[[ DATA FOR ANALYSIS open ]]
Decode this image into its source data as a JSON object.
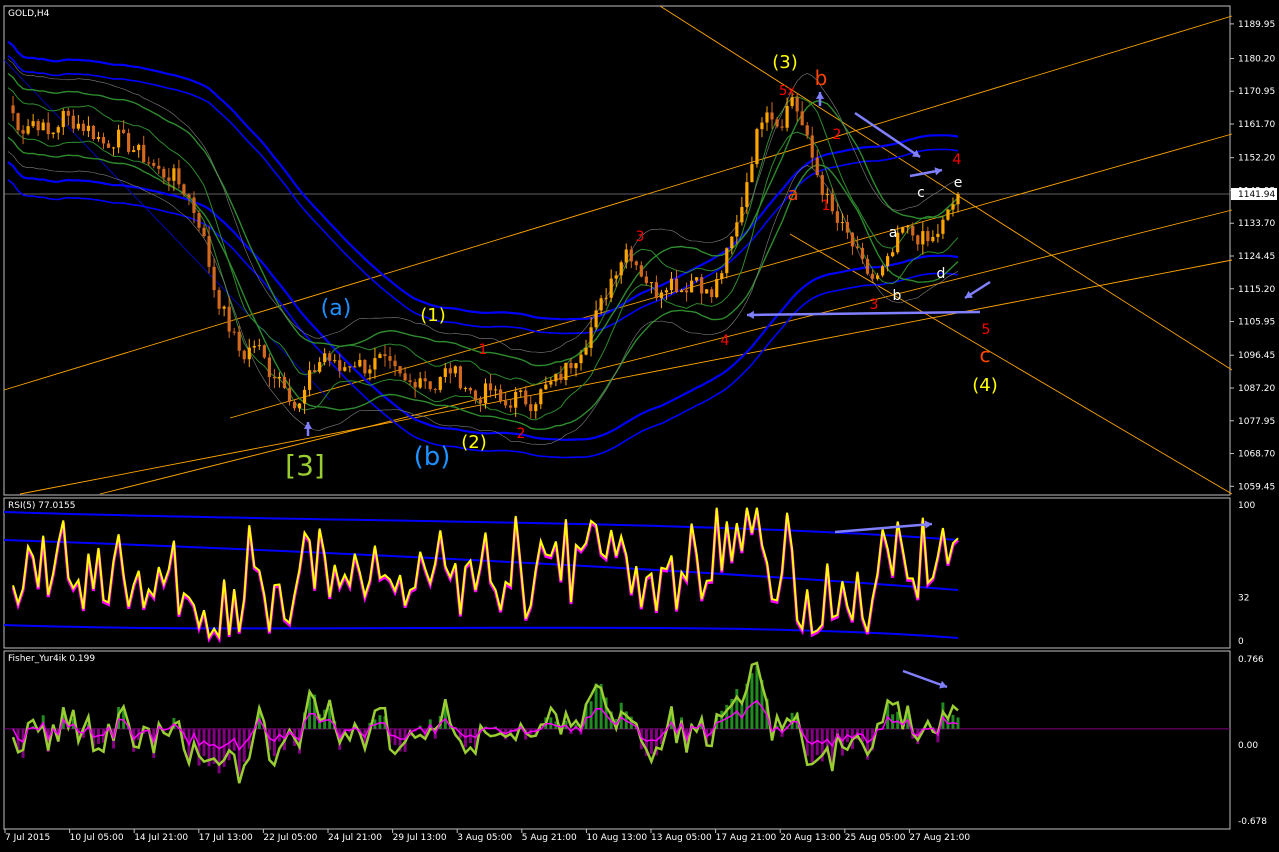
{
  "window": {
    "symbol_label": "GOLD,H4"
  },
  "chart_data": [
    {
      "type": "candlestick",
      "title": "GOLD,H4",
      "ylim": [
        1057,
        1195
      ],
      "y_ticks": [
        "1189.95",
        "1180.20",
        "1170.95",
        "1161.70",
        "1152.20",
        "1143.95",
        "1133.70",
        "1124.45",
        "1115.20",
        "1105.95",
        "1096.45",
        "1087.20",
        "1077.95",
        "1068.70",
        "1059.45"
      ],
      "y_tick_values": [
        1189.95,
        1180.2,
        1170.95,
        1161.7,
        1152.2,
        1142.95,
        1133.7,
        1124.45,
        1115.2,
        1105.95,
        1096.45,
        1087.2,
        1077.95,
        1068.7,
        1059.45
      ],
      "current_price": "1141.94",
      "current_price_value": 1141.94,
      "x_labels": [
        "7 Jul 2015",
        "10 Jul 05:00",
        "14 Jul 21:00",
        "17 Jul 13:00",
        "22 Jul 05:00",
        "24 Jul 21:00",
        "29 Jul 13:00",
        "3 Aug 05:00",
        "5 Aug 21:00",
        "10 Aug 13:00",
        "13 Aug 05:00",
        "17 Aug 21:00",
        "20 Aug 13:00",
        "25 Aug 05:00",
        "27 Aug 21:00"
      ],
      "close_path": [
        1167,
        1160,
        1163,
        1158,
        1164,
        1162,
        1160,
        1156,
        1158,
        1155,
        1152,
        1148,
        1147,
        1142,
        1133,
        1115,
        1105,
        1096,
        1100,
        1092,
        1090,
        1080,
        1091,
        1097,
        1092,
        1095,
        1093,
        1095,
        1092,
        1088,
        1091,
        1087,
        1093,
        1089,
        1084,
        1087,
        1082,
        1085,
        1083,
        1087,
        1090,
        1095,
        1101,
        1110,
        1120,
        1127,
        1120,
        1114,
        1118,
        1115,
        1119,
        1112,
        1122,
        1134,
        1152,
        1168,
        1161,
        1170,
        1157,
        1145,
        1135,
        1130,
        1122,
        1117,
        1123,
        1132,
        1130,
        1128,
        1134,
        1141.94
      ],
      "wave_labels": [
        "[3]",
        "(a)",
        "(b)",
        "(1)",
        "(2)",
        "1",
        "2",
        "3",
        "4",
        "(3)",
        "5x",
        "b",
        "a",
        "2",
        "1",
        "3",
        "4",
        "c",
        "e",
        "a",
        "d",
        "b",
        "5",
        "c",
        "(4)"
      ]
    },
    {
      "type": "line",
      "title": "RSI(5) 77.0155",
      "ylim": [
        0,
        100
      ],
      "y_ticks": [
        "100",
        "32",
        "0"
      ],
      "y_tick_values": [
        100,
        32,
        0
      ],
      "series": [
        {
          "name": "RSI(5)",
          "last": 77.0155
        }
      ]
    },
    {
      "type": "histogram",
      "title": "Fisher_Yur4ik 0.199",
      "ylim": [
        -0.678,
        0.766
      ],
      "y_ticks": [
        "0.766",
        "0.00",
        "-0.678"
      ],
      "y_tick_values": [
        0.766,
        0.0,
        -0.678
      ],
      "series": [
        {
          "name": "Fisher_Yur4ik",
          "last": 0.199
        }
      ]
    }
  ],
  "colors": {
    "bull": "#ffa500",
    "bear": "#d2691e",
    "wave_yellow": "#ffff00",
    "wave_red": "#ff0000",
    "wave_cyan": "#1e90ff",
    "wave_green": "#9acd32",
    "channel": "#ffa500",
    "band_blue": "#0000ff",
    "band_green": "#2e8b2e",
    "rsi": "#ffff00",
    "fisher_line": "#9acd32",
    "fisher_signal": "#ff00ff",
    "arrow": "#8080ff"
  }
}
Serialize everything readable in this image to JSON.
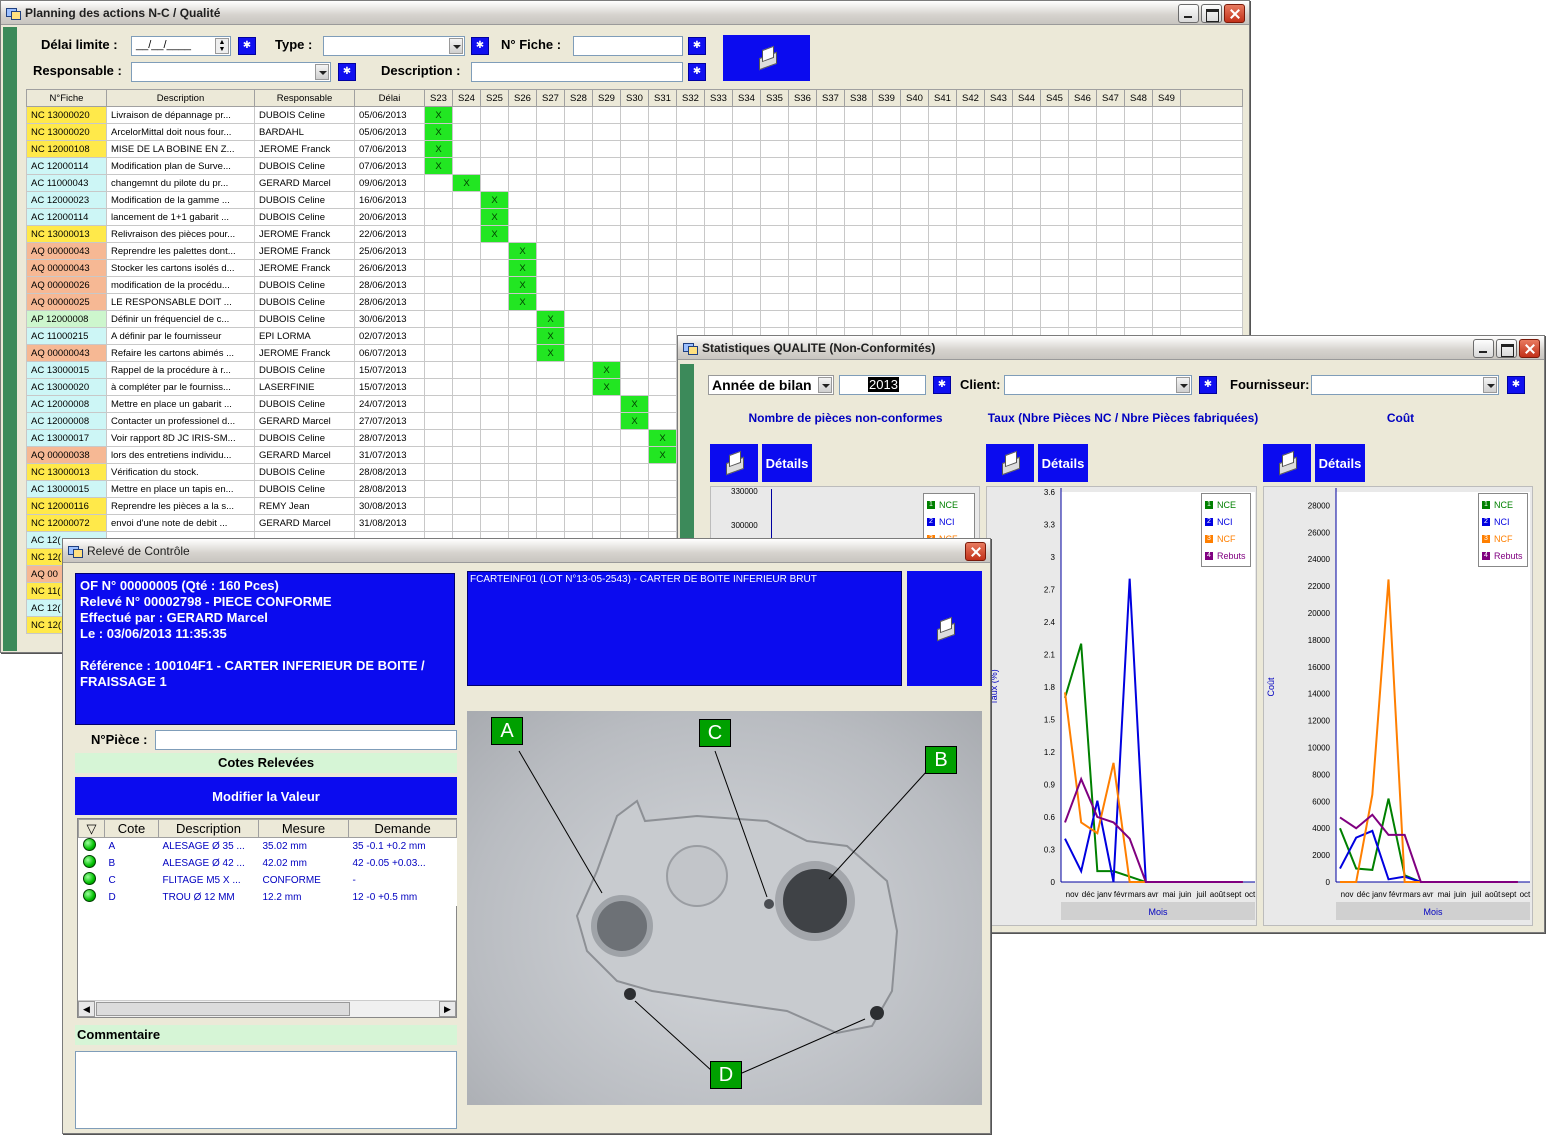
{
  "planning": {
    "title": "Planning des actions N-C / Qualité",
    "filters": {
      "delai_label": "Délai limite :",
      "delai_value": "__/__/____",
      "type_label": "Type :",
      "fiche_label": "N° Fiche :",
      "responsable_label": "Responsable :",
      "description_label": "Description :"
    },
    "columns": [
      "N°Fiche",
      "Description",
      "Responsable",
      "Délai"
    ],
    "weeks": [
      "S23",
      "S24",
      "S25",
      "S26",
      "S27",
      "S28",
      "S29",
      "S30",
      "S31",
      "S32",
      "S33",
      "S34",
      "S35",
      "S36",
      "S37",
      "S38",
      "S39",
      "S40",
      "S41",
      "S42",
      "S43",
      "S44",
      "S45",
      "S46",
      "S47",
      "S48",
      "S49"
    ],
    "rows": [
      {
        "type": "NC",
        "fiche": "NC 13000020",
        "desc": "Livraison de dépannage pr...",
        "resp": "DUBOIS Celine",
        "delai": "05/06/2013",
        "wk": 0
      },
      {
        "type": "NC",
        "fiche": "NC 13000020",
        "desc": "ArcelorMittal doit nous four...",
        "resp": "BARDAHL",
        "delai": "05/06/2013",
        "wk": 0
      },
      {
        "type": "NC",
        "fiche": "NC 12000108",
        "desc": "MISE DE LA BOBINE EN Z...",
        "resp": "JEROME Franck",
        "delai": "07/06/2013",
        "wk": 0
      },
      {
        "type": "AC",
        "fiche": "AC 12000114",
        "desc": "Modification plan de Surve...",
        "resp": "DUBOIS Celine",
        "delai": "07/06/2013",
        "wk": 0
      },
      {
        "type": "AC",
        "fiche": "AC 11000043",
        "desc": "changemnt du pilote du pr...",
        "resp": "GERARD Marcel",
        "delai": "09/06/2013",
        "wk": 1
      },
      {
        "type": "AC",
        "fiche": "AC 12000023",
        "desc": "Modification de la gamme ...",
        "resp": "DUBOIS Celine",
        "delai": "16/06/2013",
        "wk": 2
      },
      {
        "type": "AC",
        "fiche": "AC 12000114",
        "desc": "lancement de 1+1 gabarit ...",
        "resp": "DUBOIS Celine",
        "delai": "20/06/2013",
        "wk": 2
      },
      {
        "type": "NC",
        "fiche": "NC 13000013",
        "desc": "Relivraison des pièces pour...",
        "resp": "JEROME Franck",
        "delai": "22/06/2013",
        "wk": 2
      },
      {
        "type": "AQ",
        "fiche": "AQ 00000043",
        "desc": "Reprendre les palettes dont...",
        "resp": "JEROME Franck",
        "delai": "25/06/2013",
        "wk": 3
      },
      {
        "type": "AQ",
        "fiche": "AQ 00000043",
        "desc": "Stocker les cartons isolés d...",
        "resp": "JEROME Franck",
        "delai": "26/06/2013",
        "wk": 3
      },
      {
        "type": "AQ",
        "fiche": "AQ 00000026",
        "desc": "modification de la procédu...",
        "resp": "DUBOIS Celine",
        "delai": "28/06/2013",
        "wk": 3
      },
      {
        "type": "AQ",
        "fiche": "AQ 00000025",
        "desc": "LE RESPONSABLE DOIT ...",
        "resp": "DUBOIS Celine",
        "delai": "28/06/2013",
        "wk": 3
      },
      {
        "type": "AP",
        "fiche": "AP 12000008",
        "desc": "Définir un fréquenciel de c...",
        "resp": "DUBOIS Celine",
        "delai": "30/06/2013",
        "wk": 4
      },
      {
        "type": "AC",
        "fiche": "AC 11000215",
        "desc": "A définir par le fournisseur",
        "resp": "EPI LORMA",
        "delai": "02/07/2013",
        "wk": 4
      },
      {
        "type": "AQ",
        "fiche": "AQ 00000043",
        "desc": "Refaire les cartons abimés ...",
        "resp": "JEROME Franck",
        "delai": "06/07/2013",
        "wk": 4
      },
      {
        "type": "AC",
        "fiche": "AC 13000015",
        "desc": "Rappel de la procédure à r...",
        "resp": "DUBOIS Celine",
        "delai": "15/07/2013",
        "wk": 6
      },
      {
        "type": "AC",
        "fiche": "AC 13000020",
        "desc": "à compléter par le fourniss...",
        "resp": "LASERFINIE",
        "delai": "15/07/2013",
        "wk": 6
      },
      {
        "type": "AC",
        "fiche": "AC 12000008",
        "desc": "Mettre en place un gabarit ...",
        "resp": "DUBOIS Celine",
        "delai": "24/07/2013",
        "wk": 7
      },
      {
        "type": "AC",
        "fiche": "AC 12000008",
        "desc": "Contacter un professionel d...",
        "resp": "GERARD Marcel",
        "delai": "27/07/2013",
        "wk": 7
      },
      {
        "type": "AC",
        "fiche": "AC 13000017",
        "desc": "Voir rapport 8D JC IRIS-SM...",
        "resp": "DUBOIS Celine",
        "delai": "28/07/2013",
        "wk": 8
      },
      {
        "type": "AQ",
        "fiche": "AQ 00000038",
        "desc": "lors des entretiens individu...",
        "resp": "GERARD Marcel",
        "delai": "31/07/2013",
        "wk": 8
      },
      {
        "type": "NC",
        "fiche": "NC 13000013",
        "desc": "Vérification du stock.",
        "resp": "DUBOIS Celine",
        "delai": "28/08/2013",
        "wk": -1
      },
      {
        "type": "AC",
        "fiche": "AC 13000015",
        "desc": "Mettre en place un tapis en...",
        "resp": "DUBOIS Celine",
        "delai": "28/08/2013",
        "wk": -1
      },
      {
        "type": "NC",
        "fiche": "NC 12000116",
        "desc": "Reprendre les pièces a la s...",
        "resp": "REMY Jean",
        "delai": "30/08/2013",
        "wk": -1
      },
      {
        "type": "NC",
        "fiche": "NC 12000072",
        "desc": "envoi d'une note de debit ...",
        "resp": "GERARD Marcel",
        "delai": "31/08/2013",
        "wk": -1
      },
      {
        "type": "AC",
        "fiche": "AC 12(",
        "desc": "",
        "resp": "",
        "delai": "",
        "wk": -1
      },
      {
        "type": "NC",
        "fiche": "NC 12(",
        "desc": "",
        "resp": "",
        "delai": "",
        "wk": -1
      },
      {
        "type": "AQ",
        "fiche": "AQ 00",
        "desc": "",
        "resp": "",
        "delai": "",
        "wk": -1
      },
      {
        "type": "NC",
        "fiche": "NC 11(",
        "desc": "",
        "resp": "",
        "delai": "",
        "wk": -1
      },
      {
        "type": "AC",
        "fiche": "AC 12(",
        "desc": "",
        "resp": "",
        "delai": "",
        "wk": -1
      },
      {
        "type": "NC",
        "fiche": "NC 12(",
        "desc": "",
        "resp": "",
        "delai": "",
        "wk": -1
      }
    ],
    "check_mark": "X"
  },
  "stats": {
    "title": "Statistiques QUALITE (Non-Conformités)",
    "annee_label": "Année de bilan",
    "annee_value": "2013",
    "client_label": "Client:",
    "fournisseur_label": "Fournisseur:",
    "panel_titles": [
      "Nombre de pièces non-conformes",
      "Taux (Nbre Pièces NC / Nbre Pièces fabriquées)",
      "Coût"
    ],
    "details_label": "Détails",
    "legend_items": [
      "NCE",
      "NCI",
      "NCF",
      "Rebuts"
    ],
    "legend_colors": [
      "#008000",
      "#0000e0",
      "#ff7f00",
      "#800080"
    ],
    "months": [
      "nov",
      "déc",
      "janv",
      "févr",
      "mars",
      "avr",
      "mai",
      "juin",
      "juil",
      "août",
      "sept",
      "oct"
    ],
    "xlabel": "Mois",
    "taux_ylabel": "Taux (%)",
    "cout_ylabel": "Coût",
    "chart1_ticks": [
      "330000",
      "300000"
    ]
  },
  "chart_data": [
    {
      "type": "line",
      "title": "Taux (Nbre Pièces NC / Nbre Pièces fabriquées)",
      "xlabel": "Mois",
      "ylabel": "Taux (%)",
      "ylim": [
        0,
        3.6
      ],
      "yticks": [
        "0",
        "0.3",
        "0.6",
        "0.9",
        "1.2",
        "1.5",
        "1.8",
        "2.1",
        "2.4",
        "2.7",
        "3",
        "3.3",
        "3.6"
      ],
      "x": [
        "nov",
        "déc",
        "janv",
        "févr",
        "mars",
        "avr",
        "mai",
        "juin",
        "juil",
        "août",
        "sept",
        "oct"
      ],
      "series": [
        {
          "name": "NCE",
          "color": "#008000",
          "values": [
            1.7,
            2.2,
            0.1,
            0.1,
            0.05,
            0,
            0,
            0,
            0,
            0,
            0,
            0
          ]
        },
        {
          "name": "NCI",
          "color": "#0000e0",
          "values": [
            0.4,
            0.1,
            0.75,
            0.0,
            2.8,
            0,
            0,
            0,
            0,
            0,
            0,
            0
          ]
        },
        {
          "name": "NCF",
          "color": "#ff7f00",
          "values": [
            1.75,
            0.55,
            0.45,
            1.1,
            0.0,
            0,
            0,
            0,
            0,
            0,
            0,
            0
          ]
        },
        {
          "name": "Rebuts",
          "color": "#800080",
          "values": [
            0.55,
            0.95,
            0.6,
            0.55,
            0.4,
            0,
            0,
            0,
            0,
            0,
            0,
            0
          ]
        }
      ]
    },
    {
      "type": "line",
      "title": "Coût",
      "xlabel": "Mois",
      "ylabel": "Coût",
      "ylim": [
        0,
        29000
      ],
      "yticks": [
        "0",
        "2000",
        "4000",
        "6000",
        "8000",
        "10000",
        "12000",
        "14000",
        "16000",
        "18000",
        "20000",
        "22000",
        "24000",
        "26000",
        "28000"
      ],
      "x": [
        "nov",
        "déc",
        "janv",
        "févr",
        "mars",
        "avr",
        "mai",
        "juin",
        "juil",
        "août",
        "sept",
        "oct"
      ],
      "series": [
        {
          "name": "NCE",
          "color": "#008000",
          "values": [
            4000,
            1000,
            900,
            6200,
            500,
            0,
            0,
            0,
            0,
            0,
            0,
            0
          ]
        },
        {
          "name": "NCI",
          "color": "#0000e0",
          "values": [
            1000,
            3300,
            3800,
            200,
            400,
            0,
            0,
            0,
            0,
            0,
            0,
            0
          ]
        },
        {
          "name": "NCF",
          "color": "#ff7f00",
          "values": [
            0,
            0,
            6500,
            22500,
            0,
            0,
            0,
            0,
            0,
            0,
            0,
            0
          ]
        },
        {
          "name": "Rebuts",
          "color": "#800080",
          "values": [
            4800,
            4000,
            5000,
            3500,
            3500,
            0,
            0,
            0,
            0,
            0,
            0,
            0
          ]
        }
      ]
    }
  ],
  "releve": {
    "title": "Relevé de Contrôle",
    "info_lines": [
      "OF N° 00000005 (Qté : 160 Pces)",
      "Relevé N° 00002798 - PIECE CONFORME",
      "Effectué par : GERARD Marcel",
      "Le : 03/06/2013 11:35:35",
      "",
      "Référence : 100104F1 - CARTER INFERIEUR DE BOITE /",
      "FRAISSAGE 1"
    ],
    "part_text": "FCARTEINF01 (LOT N°13-05-2543) - CARTER DE BOITE INFERIEUR BRUT",
    "npiece_label": "N°Pièce :",
    "cotes_header": "Cotes Relevées",
    "modifier_label": "Modifier la Valeur",
    "table_headers": [
      "Cote",
      "Description",
      "Mesure",
      "Demande"
    ],
    "table_rows": [
      {
        "cote": "A",
        "desc": "ALESAGE Ø 35 ...",
        "mesure": "35.02 mm",
        "demande": "35 -0.1 +0.2 mm"
      },
      {
        "cote": "B",
        "desc": "ALESAGE Ø 42 ...",
        "mesure": "42.02 mm",
        "demande": "42 -0.05 +0.03..."
      },
      {
        "cote": "C",
        "desc": "FLITAGE M5 X ...",
        "mesure": "CONFORME",
        "demande": "-"
      },
      {
        "cote": "D",
        "desc": "TROU Ø 12 MM",
        "mesure": "12.2 mm",
        "demande": "12 -0 +0.5 mm"
      }
    ],
    "commentaire_label": "Commentaire",
    "markers": [
      "A",
      "B",
      "C",
      "D"
    ]
  }
}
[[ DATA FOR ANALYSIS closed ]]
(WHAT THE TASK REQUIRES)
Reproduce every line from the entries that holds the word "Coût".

(REPLY TO THE TASK)
      "Coût"
    "cout_ylabel": "Coût",
      "title": "Coût",
      "ylabel": "Coût",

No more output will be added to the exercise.